Sadness may encourage more extravagance. (2008, February 8). The New York Times. Retrieved September 4, 2009, from http://www.nytimes.com
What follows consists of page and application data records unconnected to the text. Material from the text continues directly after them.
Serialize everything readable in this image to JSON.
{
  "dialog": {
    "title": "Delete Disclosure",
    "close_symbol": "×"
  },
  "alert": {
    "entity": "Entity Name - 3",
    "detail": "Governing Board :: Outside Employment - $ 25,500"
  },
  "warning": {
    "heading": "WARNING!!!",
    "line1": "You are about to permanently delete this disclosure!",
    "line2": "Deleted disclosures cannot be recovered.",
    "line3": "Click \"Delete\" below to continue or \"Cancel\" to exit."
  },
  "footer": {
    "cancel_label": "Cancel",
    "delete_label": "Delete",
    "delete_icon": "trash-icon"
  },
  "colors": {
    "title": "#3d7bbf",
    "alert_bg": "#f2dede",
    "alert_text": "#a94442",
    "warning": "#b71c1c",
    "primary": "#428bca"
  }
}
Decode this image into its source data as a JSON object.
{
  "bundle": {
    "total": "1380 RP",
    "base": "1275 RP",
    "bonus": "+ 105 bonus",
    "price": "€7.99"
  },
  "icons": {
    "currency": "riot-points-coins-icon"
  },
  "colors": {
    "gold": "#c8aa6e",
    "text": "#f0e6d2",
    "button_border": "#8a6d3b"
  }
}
Van Boven, L., & Gilovich, T. (2003). To do or to have? That is the question. Journal of Personality and Social Psychology, 85(6), 1193-1202.